5 of 5 thought this review was well written
Cursed were not a band who did things by half measures. If you've heard of them, it's likely that you've heard the story of their demise at the hands of a robbery right at the very end of a European tour. A travesty, to be sure, but what more of a fitting way for a band like Cursed to end? It's pretty profound when you consider it; with their bitter lyrical themes about the detrimental and ultimately pointless nature of work, it's an almost perfect irony that they would be destroyed after working so hard.
The band's first full length, logically titled I
, begins in earnest with "Polygraph
" and while some sampled female voice babbles about dismemberment or something we're treated to thick, fast riffs just dripping with crusty sludge, unrelenting drums from a man appropriately nicknamed "The Mauler", and a few screams from vocalist Chris Colohan. As the tempo increases suddenly the music cuts out and we're introduced more formally to Colohan's voice, his voice is throaty, rough and utterly pissed-off.
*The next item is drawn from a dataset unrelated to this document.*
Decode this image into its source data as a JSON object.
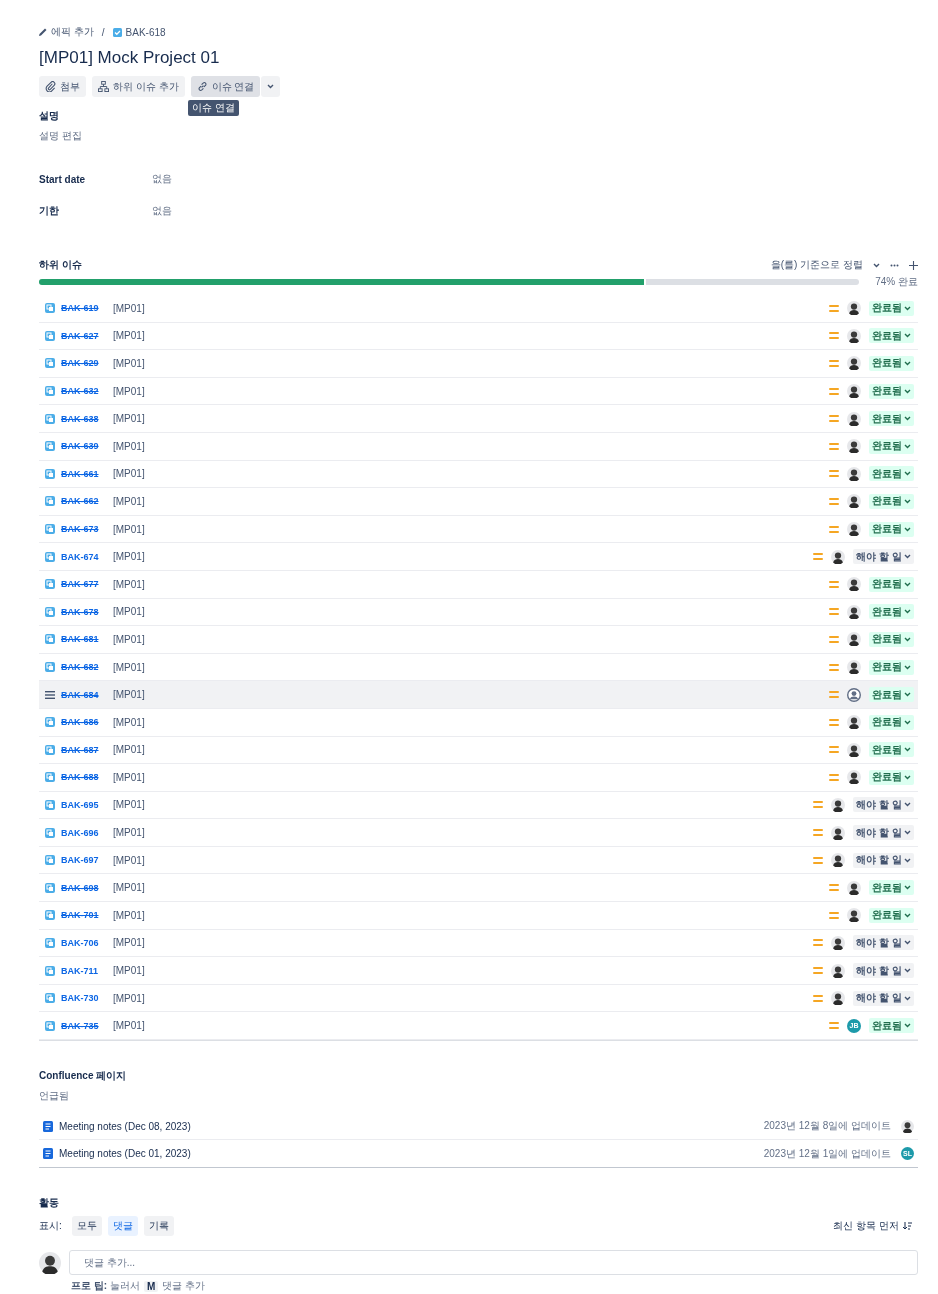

There is definitely something to be said for Colohan's vocal work. While he may not be an unbelievably original vocalist, and not varied in a particularly noticeable way, he is clearly passionate about every single word he roars into the microphone and never lets up on anger. But more than this, his voice is... catchy. There's no other word for it. Obviously we're not talking Lady Gaga here, but it's undeniable that lines like "line 'em up and point the blame // us and them one and the same
" or "nineteen-seventy-four // you got what you came for
" are delivered with such agreeable aggression that you'll want to mosh like a bastard, or at least nod your head.
The instrumental work is solid throughout the album, the great riffs are made superb by the chunky and distorted tone of the guitar. "The Mauler" constantly beats the *** out of his drum-kit, constantly fitting in fills while keeping in time with the rapid tempo. It's already been mentioned that Cursed have a clear sludge influence, and they explore it most on the two longest songs on the album, "How Great Things Happen When You Give Up Hope
" and "Opposable Thumbs
", more so on the former. This song has the least input from Colohan on the entire album, but doesn't suffer for it. It slowly but surely overwhelms the listener, starting out slowly and dejectedly at first but after a great riff and outstanding bass-line kick in at about the halfway mark the song approaches a victorious climax, while an undiscernable sampled voice presumably begs for mercy.
Cursed have left an interesting legacy, and while there are definitely more prolific bands in the hardcore scene, it's fair to say Cursed had an attitude that is seldom matched, and they kept it throughout their criminally short discography.